Although I don’t like it, I can see why power brokers in the USA would like to minimize the Tea-Party movement, so I’m forced to go to other sources for what I’m looking for. Like the article below from the UK Guardian. I can’t pretend to be happy about the end result as is reported here, but we are making a difference. Never give in, never give up!
The GOP litmus test resolution
You may remember that I wrote last week about the litmus test platform the GOP was debating out in Hawaii. Wanted to bring you up to date.
Delegates rejected the concrete resolution that would have firmly required candidates to support eight of 10 plank points in order to receive party financing for their race, but they passed a marginally watered-down one demanding that chairman Michael Steele “carefully screen” candidates and determine that they back “core principles and positions” of the party’s national platform. This Washington Times article is fairly detailed and rather fascinating.
At first blush you may say: well, that doesn’t sound so weird; candidates should support the party platform. It certainly wouldn’t sound odd at all to my British readers, or readers living in any other parliamentary country, where that’s just how it works.
But that isn’t how is historically works in the US. The platform is just not something that particular candidates across the country have ever had to adhere to. It’s a bit of an abstraction here, the platform, and it’s mostly a way for different factions within a party to flex their muscle quadrennially (when platforms are written) and see if they can get a word changed here, a sentence there. But it’s never been something all candidates are expected to follow.
So this development, while not the most severe version before the RNC members, is still pretty striking. It shows tea-party muscle. And it sets up some problems for some GOP candidates.
Two come to mind immediately. In this year’s Illinois Senate race, for Obama’s old seat, the GOP has a strong candidate in Mark Kirk. He’s been historically more or less pro-choice. Kirk did vote for the Stupak amendment — he’s been tacking right as he’s been mounting this run — but his people insisted in the wake of it that was still pro-choice.
Then there’s tea-party hero of the moment, angel-is-a-centerfold Scott Brown (he’ll be sworn in Feb. 11, by the way). Brown ran as pro-choice.
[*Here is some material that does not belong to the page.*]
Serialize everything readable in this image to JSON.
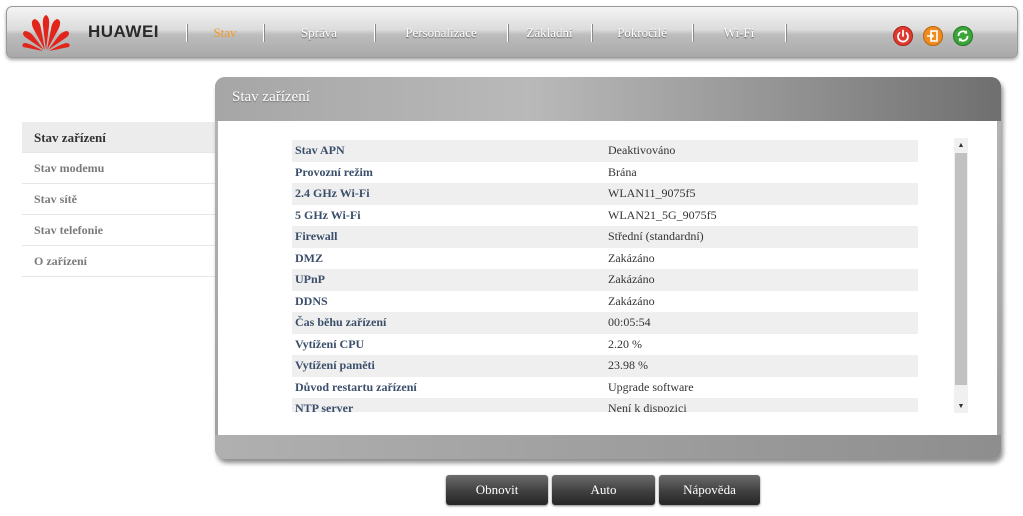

Will the national GOP oppose Kirk this year, assuming he wins the GOP primary as expected? And will it have to withhold money from Brown in 2012, when he seeks the full term?
It seems more likely to me that these candidates will just flip-flop, which is of course the point of the resolution. And this in turn will have impact, potentially, in many suburban and exurban districts in the northeast and upper midwest and to some extent in certain Rocky Mountain locations, where voters want more moderate candidates.
So this is quite an important development. And oh yes, naturally, I feel compelled to stipulate that both sides do it. Or I would feel compelled to stipulate it, but it’s not true.